**What you are asked to do:** The expected output is every entry, repeated exactly.

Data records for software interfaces

◇ ◇ ◇ ◇

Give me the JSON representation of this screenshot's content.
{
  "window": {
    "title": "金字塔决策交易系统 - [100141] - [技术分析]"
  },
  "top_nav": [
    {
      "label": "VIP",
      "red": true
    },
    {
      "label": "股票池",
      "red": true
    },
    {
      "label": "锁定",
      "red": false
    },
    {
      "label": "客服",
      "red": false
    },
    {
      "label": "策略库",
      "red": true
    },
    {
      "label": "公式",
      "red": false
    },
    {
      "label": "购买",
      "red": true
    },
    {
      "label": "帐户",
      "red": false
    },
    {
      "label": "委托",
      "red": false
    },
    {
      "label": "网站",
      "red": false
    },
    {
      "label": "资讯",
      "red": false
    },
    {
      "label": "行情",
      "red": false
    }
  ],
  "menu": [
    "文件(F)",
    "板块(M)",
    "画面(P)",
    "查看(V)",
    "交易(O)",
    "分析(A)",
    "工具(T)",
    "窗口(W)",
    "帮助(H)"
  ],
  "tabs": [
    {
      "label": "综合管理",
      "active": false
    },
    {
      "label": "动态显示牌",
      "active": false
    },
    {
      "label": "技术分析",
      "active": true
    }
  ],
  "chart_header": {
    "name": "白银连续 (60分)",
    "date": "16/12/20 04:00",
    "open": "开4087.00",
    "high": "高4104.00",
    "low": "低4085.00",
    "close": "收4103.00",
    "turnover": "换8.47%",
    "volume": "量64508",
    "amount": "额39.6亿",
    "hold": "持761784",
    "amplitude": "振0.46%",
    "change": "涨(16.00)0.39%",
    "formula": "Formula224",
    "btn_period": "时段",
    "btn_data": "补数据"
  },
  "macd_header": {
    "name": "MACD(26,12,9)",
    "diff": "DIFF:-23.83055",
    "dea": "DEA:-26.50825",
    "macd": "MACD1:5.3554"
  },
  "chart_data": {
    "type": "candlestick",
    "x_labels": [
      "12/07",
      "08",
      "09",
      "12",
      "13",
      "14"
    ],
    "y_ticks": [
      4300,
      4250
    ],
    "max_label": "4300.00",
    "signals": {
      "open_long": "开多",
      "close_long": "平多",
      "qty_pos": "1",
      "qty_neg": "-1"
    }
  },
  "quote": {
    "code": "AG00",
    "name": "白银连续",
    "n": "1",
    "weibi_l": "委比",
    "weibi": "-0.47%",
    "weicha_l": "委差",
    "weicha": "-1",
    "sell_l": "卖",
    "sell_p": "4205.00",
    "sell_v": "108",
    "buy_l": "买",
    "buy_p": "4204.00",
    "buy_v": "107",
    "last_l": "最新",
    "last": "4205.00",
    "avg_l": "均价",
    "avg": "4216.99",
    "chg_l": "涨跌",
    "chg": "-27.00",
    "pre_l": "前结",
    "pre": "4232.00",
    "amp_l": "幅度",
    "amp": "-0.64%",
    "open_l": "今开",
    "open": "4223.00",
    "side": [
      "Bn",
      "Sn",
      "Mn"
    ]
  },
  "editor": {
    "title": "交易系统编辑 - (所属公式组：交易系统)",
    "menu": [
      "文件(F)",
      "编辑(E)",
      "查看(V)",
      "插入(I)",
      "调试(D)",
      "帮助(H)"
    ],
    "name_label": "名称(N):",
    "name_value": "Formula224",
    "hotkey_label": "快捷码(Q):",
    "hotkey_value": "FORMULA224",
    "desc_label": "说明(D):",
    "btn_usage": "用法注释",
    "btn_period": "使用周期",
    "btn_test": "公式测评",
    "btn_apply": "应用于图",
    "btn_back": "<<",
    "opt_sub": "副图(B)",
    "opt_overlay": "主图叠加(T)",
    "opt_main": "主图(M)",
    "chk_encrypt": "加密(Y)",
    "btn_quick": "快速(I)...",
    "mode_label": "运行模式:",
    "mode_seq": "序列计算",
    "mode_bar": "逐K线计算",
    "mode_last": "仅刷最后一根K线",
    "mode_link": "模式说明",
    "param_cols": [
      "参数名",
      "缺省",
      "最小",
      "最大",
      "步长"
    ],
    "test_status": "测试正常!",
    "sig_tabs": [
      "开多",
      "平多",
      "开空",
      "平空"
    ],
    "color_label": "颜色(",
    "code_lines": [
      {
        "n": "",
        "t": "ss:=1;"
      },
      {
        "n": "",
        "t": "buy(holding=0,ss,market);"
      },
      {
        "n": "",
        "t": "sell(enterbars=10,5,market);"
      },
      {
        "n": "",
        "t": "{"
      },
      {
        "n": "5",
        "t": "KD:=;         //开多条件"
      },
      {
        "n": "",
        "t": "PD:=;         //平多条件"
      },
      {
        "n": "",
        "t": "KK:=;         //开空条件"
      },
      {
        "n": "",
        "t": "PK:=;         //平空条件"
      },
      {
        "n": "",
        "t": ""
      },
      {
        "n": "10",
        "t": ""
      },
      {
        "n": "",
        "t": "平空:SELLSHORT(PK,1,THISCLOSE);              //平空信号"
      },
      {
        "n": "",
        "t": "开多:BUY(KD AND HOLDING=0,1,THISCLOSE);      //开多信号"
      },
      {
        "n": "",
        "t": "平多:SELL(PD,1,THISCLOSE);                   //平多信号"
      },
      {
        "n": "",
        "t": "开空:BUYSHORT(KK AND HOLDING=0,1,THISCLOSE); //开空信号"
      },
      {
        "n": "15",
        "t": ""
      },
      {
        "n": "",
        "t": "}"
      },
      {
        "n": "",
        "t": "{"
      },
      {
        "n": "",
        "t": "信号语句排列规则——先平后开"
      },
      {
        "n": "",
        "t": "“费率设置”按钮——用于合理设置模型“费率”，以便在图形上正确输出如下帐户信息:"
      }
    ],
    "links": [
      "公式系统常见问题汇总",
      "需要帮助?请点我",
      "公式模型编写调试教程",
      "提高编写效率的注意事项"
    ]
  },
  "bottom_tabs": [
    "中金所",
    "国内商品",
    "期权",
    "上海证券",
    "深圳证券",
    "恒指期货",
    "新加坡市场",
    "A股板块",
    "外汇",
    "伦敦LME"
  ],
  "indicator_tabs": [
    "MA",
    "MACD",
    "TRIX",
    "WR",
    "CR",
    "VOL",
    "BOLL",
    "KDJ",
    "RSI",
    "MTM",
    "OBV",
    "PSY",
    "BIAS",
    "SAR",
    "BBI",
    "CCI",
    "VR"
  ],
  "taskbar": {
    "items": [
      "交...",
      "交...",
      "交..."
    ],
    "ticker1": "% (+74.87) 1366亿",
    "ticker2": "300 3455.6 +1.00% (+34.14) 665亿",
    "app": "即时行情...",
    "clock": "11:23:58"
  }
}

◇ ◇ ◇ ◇

**Answer area:**
Give me the JSON representation of this screenshot's content.
{
  "window": {
    "title": "金字塔决策交易系统 - [100141] - [技术分析]"
  },
  "top_nav": [
    {
      "label": "VIP",
      "red": true
    },
    {
      "label": "股票池",
      "red": true
    },
    {
      "label": "锁定",
      "red": false
    },
    {
      "label": "客服",
      "red": false
    },
    {
      "label": "策略库",
      "red": true
    },
    {
      "label": "公式",
      "red": false
    },
    {
      "label": "购买",
      "red": true
    },
    {
      "label": "帐户",
      "red": false
    },
    {
      "label": "委托",
      "red": false
    },
    {
      "label": "网站",
      "red": false
    },
    {
      "label": "资讯",
      "red": false
    },
    {
      "label": "行情",
      "red": false
    }
  ],
  "menu": [
    "文件(F)",
    "板块(M)",
    "画面(P)",
    "查看(V)",
    "交易(O)",
    "分析(A)",
    "工具(T)",
    "窗口(W)",
    "帮助(H)"
  ],
  "tabs": [
    {
      "label": "综合管理",
      "active": false
    },
    {
      "label": "动态显示牌",
      "active": false
    },
    {
      "label": "技术分析",
      "active": true
    }
  ],
  "chart_header": {
    "name": "白银连续 (60分)",
    "date": "16/12/20 04:00",
    "open": "开4087.00",
    "high": "高4104.00",
    "low": "低4085.00",
    "close": "收4103.00",
    "turnover": "换8.47%",
    "volume": "量64508",
    "amount": "额39.6亿",
    "hold": "持761784",
    "amplitude": "振0.46%",
    "change": "涨(16.00)0.39%",
    "formula": "Formula224",
    "btn_period": "时段",
    "btn_data": "补数据"
  },
  "macd_header": {
    "name": "MACD(26,12,9)",
    "diff": "DIFF:-23.83055",
    "dea": "DEA:-26.50825",
    "macd": "MACD1:5.3554"
  },
  "chart_data": {
    "type": "candlestick",
    "x_labels": [
      "12/07",
      "08",
      "09",
      "12",
      "13",
      "14"
    ],
    "y_ticks": [
      4300,
      4250
    ],
    "max_label": "4300.00",
    "signals": {
      "open_long": "开多",
      "close_long": "平多",
      "qty_pos": "1",
      "qty_neg": "-1"
    }
  },
  "quote": {
    "code": "AG00",
    "name": "白银连续",
    "n": "1",
    "weibi_l": "委比",
    "weibi": "-0.47%",
    "weicha_l": "委差",
    "weicha": "-1",
    "sell_l": "卖",
    "sell_p": "4205.00",
    "sell_v": "108",
    "buy_l": "买",
    "buy_p": "4204.00",
    "buy_v": "107",
    "last_l": "最新",
    "last": "4205.00",
    "avg_l": "均价",
    "avg": "4216.99",
    "chg_l": "涨跌",
    "chg": "-27.00",
    "pre_l": "前结",
    "pre": "4232.00",
    "amp_l": "幅度",
    "amp": "-0.64%",
    "open_l": "今开",
    "open": "4223.00",
    "side": [
      "Bn",
      "Sn",
      "Mn"
    ]
  },
  "editor": {
    "title": "交易系统编辑 - (所属公式组：交易系统)",
    "menu": [
      "文件(F)",
      "编辑(E)",
      "查看(V)",
      "插入(I)",
      "调试(D)",
      "帮助(H)"
    ],
    "name_label": "名称(N):",
    "name_value": "Formula224",
    "hotkey_label": "快捷码(Q):",
    "hotkey_value": "FORMULA224",
    "desc_label": "说明(D):",
    "btn_usage": "用法注释",
    "btn_period": "使用周期",
    "btn_test": "公式测评",
    "btn_apply": "应用于图",
    "btn_back": "<<",
    "opt_sub": "副图(B)",
    "opt_overlay": "主图叠加(T)",
    "opt_main": "主图(M)",
    "chk_encrypt": "加密(Y)",
    "btn_quick": "快速(I)...",
    "mode_label": "运行模式:",
    "mode_seq": "序列计算",
    "mode_bar": "逐K线计算",
    "mode_last": "仅刷最后一根K线",
    "mode_link": "模式说明",
    "param_cols": [
      "参数名",
      "缺省",
      "最小",
      "最大",
      "步长"
    ],
    "test_status": "测试正常!",
    "sig_tabs": [
      "开多",
      "平多",
      "开空",
      "平空"
    ],
    "color_label": "颜色(",
    "code_lines": [
      {
        "n": "",
        "t": "ss:=1;"
      },
      {
        "n": "",
        "t": "buy(holding=0,ss,market);"
      },
      {
        "n": "",
        "t": "sell(enterbars=10,5,market);"
      },
      {
        "n": "",
        "t": "{"
      },
      {
        "n": "5",
        "t": "KD:=;         //开多条件"
      },
      {
        "n": "",
        "t": "PD:=;         //平多条件"
      },
      {
        "n": "",
        "t": "KK:=;         //开空条件"
      },
      {
        "n": "",
        "t": "PK:=;         //平空条件"
      },
      {
        "n": "",
        "t": ""
      },
      {
        "n": "10",
        "t": ""
      },
      {
        "n": "",
        "t": "平空:SELLSHORT(PK,1,THISCLOSE);              //平空信号"
      },
      {
        "n": "",
        "t": "开多:BUY(KD AND HOLDING=0,1,THISCLOSE);      //开多信号"
      },
      {
        "n": "",
        "t": "平多:SELL(PD,1,THISCLOSE);                   //平多信号"
      },
      {
        "n": "",
        "t": "开空:BUYSHORT(KK AND HOLDING=0,1,THISCLOSE); //开空信号"
      },
      {
        "n": "15",
        "t": ""
      },
      {
        "n": "",
        "t": "}"
      },
      {
        "n": "",
        "t": "{"
      },
      {
        "n": "",
        "t": "信号语句排列规则——先平后开"
      },
      {
        "n": "",
        "t": "“费率设置”按钮——用于合理设置模型“费率”，以便在图形上正确输出如下帐户信息:"
      }
    ],
    "links": [
      "公式系统常见问题汇总",
      "需要帮助?请点我",
      "公式模型编写调试教程",
      "提高编写效率的注意事项"
    ]
  },
  "bottom_tabs": [
    "中金所",
    "国内商品",
    "期权",
    "上海证券",
    "深圳证券",
    "恒指期货",
    "新加坡市场",
    "A股板块",
    "外汇",
    "伦敦LME"
  ],
  "indicator_tabs": [
    "MA",
    "MACD",
    "TRIX",
    "WR",
    "CR",
    "VOL",
    "BOLL",
    "KDJ",
    "RSI",
    "MTM",
    "OBV",
    "PSY",
    "BIAS",
    "SAR",
    "BBI",
    "CCI",
    "VR"
  ],
  "taskbar": {
    "items": [
      "交...",
      "交...",
      "交..."
    ],
    "ticker1": "% (+74.87) 1366亿",
    "ticker2": "300 3455.6 +1.00% (+34.14) 665亿",
    "app": "即时行情...",
    "clock": "11:23:58"
  }
}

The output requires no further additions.